**Problem:** Find each line in the records below that contains the word "FUEGOS", and copy it out.

The data START

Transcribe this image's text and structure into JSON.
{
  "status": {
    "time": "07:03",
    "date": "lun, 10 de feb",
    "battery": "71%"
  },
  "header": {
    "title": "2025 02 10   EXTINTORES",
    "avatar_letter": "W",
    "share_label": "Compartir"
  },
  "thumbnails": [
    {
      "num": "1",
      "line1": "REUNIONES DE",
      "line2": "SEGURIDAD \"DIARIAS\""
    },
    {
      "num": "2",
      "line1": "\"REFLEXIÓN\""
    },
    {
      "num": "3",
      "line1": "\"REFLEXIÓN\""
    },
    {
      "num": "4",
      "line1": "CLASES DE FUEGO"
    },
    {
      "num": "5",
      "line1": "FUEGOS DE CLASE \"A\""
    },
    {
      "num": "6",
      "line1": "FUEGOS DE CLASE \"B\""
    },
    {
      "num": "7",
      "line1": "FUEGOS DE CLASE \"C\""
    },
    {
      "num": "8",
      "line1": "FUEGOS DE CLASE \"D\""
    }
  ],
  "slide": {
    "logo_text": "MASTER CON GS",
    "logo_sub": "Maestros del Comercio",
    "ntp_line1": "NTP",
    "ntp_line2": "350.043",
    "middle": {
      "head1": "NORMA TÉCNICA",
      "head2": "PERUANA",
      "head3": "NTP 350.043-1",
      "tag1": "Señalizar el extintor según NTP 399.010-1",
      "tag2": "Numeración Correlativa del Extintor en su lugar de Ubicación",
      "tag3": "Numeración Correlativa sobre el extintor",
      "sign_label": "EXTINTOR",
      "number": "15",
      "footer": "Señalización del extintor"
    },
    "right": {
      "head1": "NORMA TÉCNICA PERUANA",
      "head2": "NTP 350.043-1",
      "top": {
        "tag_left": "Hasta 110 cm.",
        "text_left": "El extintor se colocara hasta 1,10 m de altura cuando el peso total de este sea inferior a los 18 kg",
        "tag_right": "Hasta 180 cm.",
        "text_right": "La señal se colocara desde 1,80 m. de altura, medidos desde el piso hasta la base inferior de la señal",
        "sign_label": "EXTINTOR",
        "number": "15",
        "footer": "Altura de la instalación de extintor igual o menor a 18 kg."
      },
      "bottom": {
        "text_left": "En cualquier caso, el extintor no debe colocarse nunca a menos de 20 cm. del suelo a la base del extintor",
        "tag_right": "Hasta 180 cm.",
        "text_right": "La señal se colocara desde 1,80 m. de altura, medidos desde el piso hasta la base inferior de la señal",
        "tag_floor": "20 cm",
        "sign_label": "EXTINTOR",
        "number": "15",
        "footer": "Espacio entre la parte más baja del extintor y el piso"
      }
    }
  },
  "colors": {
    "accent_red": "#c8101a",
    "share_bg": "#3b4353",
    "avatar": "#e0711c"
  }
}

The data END

**Solution for this exercise:**
      "line1": "FUEGOS DE CLASE \"A\""
      "line1": "FUEGOS DE CLASE \"B\""
      "line1": "FUEGOS DE CLASE \"C\""
      "line1": "FUEGOS DE CLASE \"D\""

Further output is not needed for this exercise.